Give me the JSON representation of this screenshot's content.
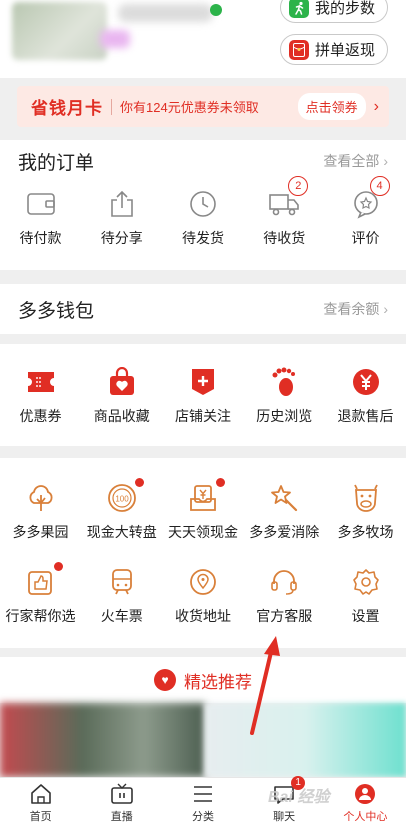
{
  "header": {
    "steps_label": "我的步数",
    "rebate_label": "拼单返现"
  },
  "promo": {
    "title": "省钱月卡",
    "desc": "你有124元优惠券未领取",
    "button": "点击领券",
    "arrow": "›"
  },
  "orders": {
    "title": "我的订单",
    "more": "查看全部",
    "items": [
      {
        "label": "待付款",
        "icon": "wallet-icon",
        "badge": ""
      },
      {
        "label": "待分享",
        "icon": "share-icon",
        "badge": ""
      },
      {
        "label": "待发货",
        "icon": "clock-icon",
        "badge": ""
      },
      {
        "label": "待收货",
        "icon": "truck-icon",
        "badge": "2"
      },
      {
        "label": "评价",
        "icon": "review-icon",
        "badge": "4"
      }
    ]
  },
  "wallet": {
    "title": "多多钱包",
    "more": "查看余额"
  },
  "shortcuts": {
    "items": [
      {
        "label": "优惠券",
        "icon": "coupon-icon"
      },
      {
        "label": "商品收藏",
        "icon": "favorite-bag-icon"
      },
      {
        "label": "店铺关注",
        "icon": "store-follow-icon"
      },
      {
        "label": "历史浏览",
        "icon": "footprint-icon"
      },
      {
        "label": "退款售后",
        "icon": "refund-icon"
      }
    ]
  },
  "services": {
    "row1": [
      {
        "label": "多多果园",
        "icon": "tree-icon",
        "dot": false
      },
      {
        "label": "现金大转盘",
        "icon": "wheel-icon",
        "dot": true,
        "inner_text": "100"
      },
      {
        "label": "天天领现金",
        "icon": "cash-icon",
        "dot": true
      },
      {
        "label": "多多爱消除",
        "icon": "star-wand-icon",
        "dot": false
      },
      {
        "label": "多多牧场",
        "icon": "cow-icon",
        "dot": false
      }
    ],
    "row2": [
      {
        "label": "行家帮你选",
        "icon": "thumbs-up-icon",
        "dot": true
      },
      {
        "label": "火车票",
        "icon": "train-icon",
        "dot": false
      },
      {
        "label": "收货地址",
        "icon": "location-icon",
        "dot": false
      },
      {
        "label": "官方客服",
        "icon": "headset-icon",
        "dot": false
      },
      {
        "label": "设置",
        "icon": "gear-icon",
        "dot": false
      }
    ]
  },
  "recommend": {
    "title": "精选推荐"
  },
  "tabbar": {
    "items": [
      {
        "label": "首页",
        "icon": "home-icon",
        "badge": "",
        "active": false
      },
      {
        "label": "直播",
        "icon": "tv-icon",
        "badge": "",
        "active": false
      },
      {
        "label": "分类",
        "icon": "list-icon",
        "badge": "",
        "active": false
      },
      {
        "label": "聊天",
        "icon": "chat-icon",
        "badge": "1",
        "active": false
      },
      {
        "label": "个人中心",
        "icon": "person-icon",
        "badge": "",
        "active": true
      }
    ]
  },
  "watermark": "Bai 经验",
  "colors": {
    "brand_red": "#e02e24",
    "icon_orange": "#d9803a",
    "gray_text": "#9a9a9a"
  }
}
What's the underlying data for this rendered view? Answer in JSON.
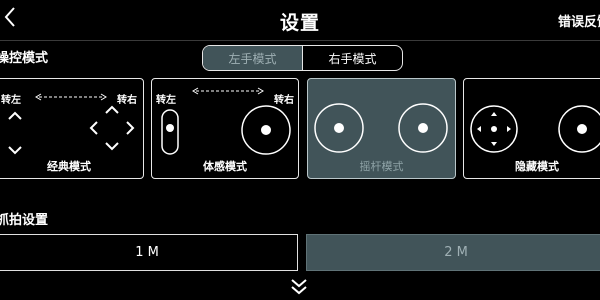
{
  "header": {
    "back_icon": "chevron-left-icon",
    "title": "设置",
    "feedback_label": "错误反馈"
  },
  "control": {
    "section_label": "操控模式",
    "hand_modes": [
      {
        "label": "左手模式",
        "active": true
      },
      {
        "label": "右手模式",
        "active": false
      }
    ],
    "modes": [
      {
        "label": "经典模式",
        "turn_left": "转左",
        "turn_right": "转右",
        "selected": false
      },
      {
        "label": "体感模式",
        "turn_left": "转左",
        "turn_right": "转右",
        "selected": false
      },
      {
        "label": "摇杆模式",
        "selected": true
      },
      {
        "label": "隐藏模式",
        "selected": false
      }
    ]
  },
  "snapshot": {
    "section_label": "抓拍设置",
    "resolutions": [
      {
        "label": "1 M",
        "selected": false
      },
      {
        "label": "2 M",
        "selected": true
      }
    ],
    "expand_icon": "double-chevron-down-icon"
  },
  "colors": {
    "background": "#000000",
    "selected_fill": "#415459",
    "border": "#e8e8e8"
  }
}
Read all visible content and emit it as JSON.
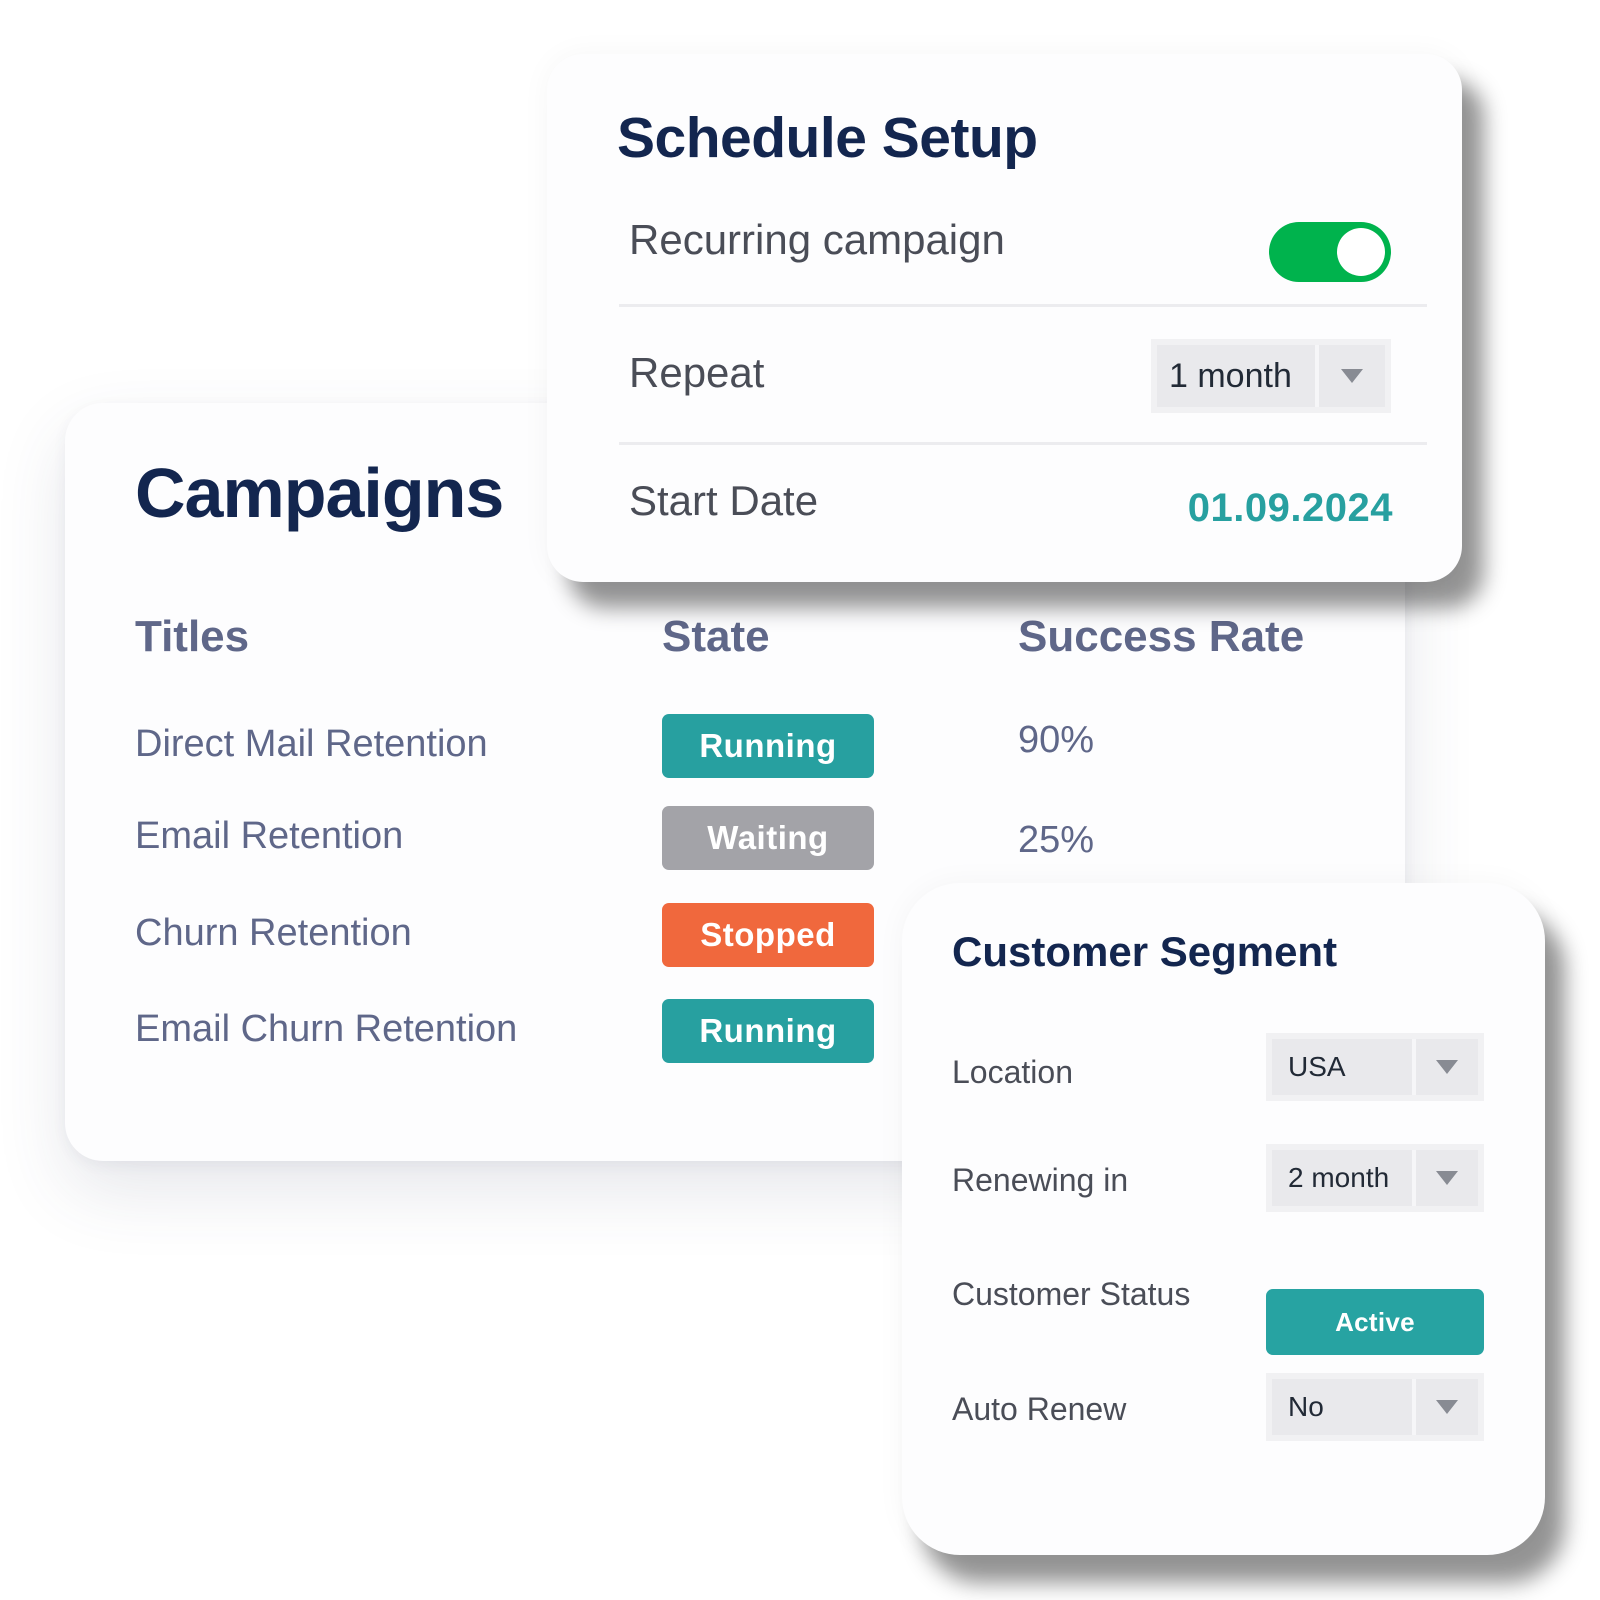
{
  "campaigns": {
    "title": "Campaigns",
    "columns": {
      "titles": "Titles",
      "state": "State",
      "success_rate": "Success Rate"
    },
    "rows": [
      {
        "title": "Direct Mail Retention",
        "state": "Running",
        "state_color": "#27a0a0",
        "success_rate": "90%"
      },
      {
        "title": "Email Retention",
        "state": "Waiting",
        "state_color": "#a3a3a8",
        "success_rate": "25%"
      },
      {
        "title": "Churn Retention",
        "state": "Stopped",
        "state_color": "#f0683d",
        "success_rate": ""
      },
      {
        "title": "Email Churn Retention",
        "state": "Running",
        "state_color": "#27a0a0",
        "success_rate": ""
      }
    ]
  },
  "schedule": {
    "title": "Schedule Setup",
    "recurring_label": "Recurring campaign",
    "recurring_on": true,
    "toggle_color": "#00b34d",
    "repeat_label": "Repeat",
    "repeat_value": "1 month",
    "start_date_label": "Start Date",
    "start_date_value": "01.09.2024",
    "start_date_color": "#27a0a0"
  },
  "segment": {
    "title": "Customer Segment",
    "location_label": "Location",
    "location_value": "USA",
    "renewing_label": "Renewing in",
    "renewing_value": "2 month",
    "status_label": "Customer Status",
    "status_value": "Active",
    "auto_renew_label": "Auto Renew",
    "auto_renew_value": "No"
  },
  "colors": {
    "heading": "#13264f",
    "muted_text": "#5f6789",
    "accent_teal": "#27a3a2"
  },
  "icons": {
    "dropdown": "chevron-down-icon"
  }
}
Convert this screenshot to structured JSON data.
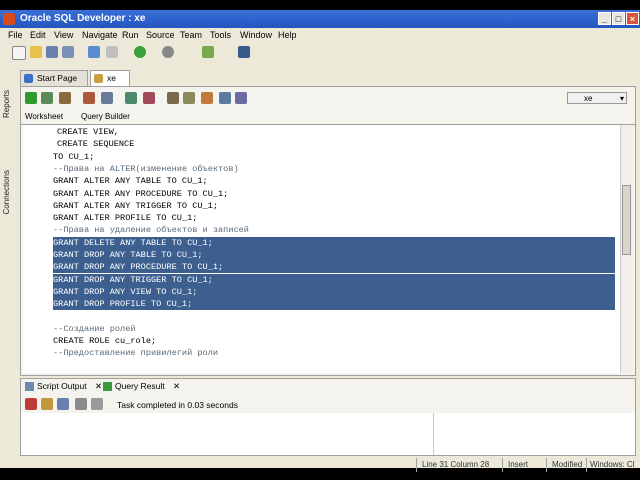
{
  "window": {
    "title": "Oracle SQL Developer : xe"
  },
  "menu": [
    "File",
    "Edit",
    "View",
    "Navigate",
    "Run",
    "Source",
    "Team",
    "Tools",
    "Window",
    "Help"
  ],
  "side_tabs": [
    "Reports",
    "Connections"
  ],
  "doc_tabs": [
    "Start Page",
    "xe"
  ],
  "connection_selector": "xe",
  "editor_subtabs": [
    "Worksheet",
    "Query Builder"
  ],
  "code_lines": [
    {
      "text": "CREATE VIEW,",
      "type": "normal"
    },
    {
      "text": "CREATE SEQUENCE",
      "type": "normal"
    },
    {
      "text": "TO CU_1;",
      "type": "normal"
    },
    {
      "text": "--Права на ALTER(изменение объектов)",
      "type": "comment"
    },
    {
      "text": "GRANT ALTER ANY TABLE TO CU_1;",
      "type": "normal"
    },
    {
      "text": "GRANT ALTER ANY PROCEDURE TO CU_1;",
      "type": "normal"
    },
    {
      "text": "GRANT ALTER ANY TRIGGER TO CU_1;",
      "type": "normal"
    },
    {
      "text": "GRANT ALTER PROFILE TO CU_1;",
      "type": "normal"
    },
    {
      "text": "--Права на удаление объектов и записей",
      "type": "comment"
    },
    {
      "text": "GRANT DELETE ANY TABLE TO CU_1;",
      "type": "selected"
    },
    {
      "text": "GRANT DROP ANY TABLE TO CU_1;",
      "type": "selected"
    },
    {
      "text": "GRANT DROP ANY PROCEDURE TO CU_1;",
      "type": "selected"
    },
    {
      "text": "GRANT DROP ANY TRIGGER TO CU_1;",
      "type": "selected"
    },
    {
      "text": "GRANT DROP ANY VIEW TO CU_1;",
      "type": "selected"
    },
    {
      "text": "GRANT DROP PROFILE TO CU_1;",
      "type": "selected"
    },
    {
      "text": "",
      "type": "normal"
    },
    {
      "text": "--Создание ролей",
      "type": "comment"
    },
    {
      "text": "CREATE ROLE cu_role;",
      "type": "normal"
    },
    {
      "text": "--Предоставление привилегий роли",
      "type": "comment"
    }
  ],
  "output_tabs": [
    "Script Output",
    "Query Result"
  ],
  "output_status": "Task completed in 0.03 seconds",
  "status": {
    "position": "Line 31 Column 28",
    "mode": "Insert",
    "modified": "Modified",
    "os": "Windows: Cl"
  }
}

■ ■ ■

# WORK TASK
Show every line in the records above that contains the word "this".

# FINISHED TASK
Give me the JSON representation of this screenshot's content.
What's the underlying data for this rendered view? Answer in JSON.
Convert this screenshot to structured JSON data.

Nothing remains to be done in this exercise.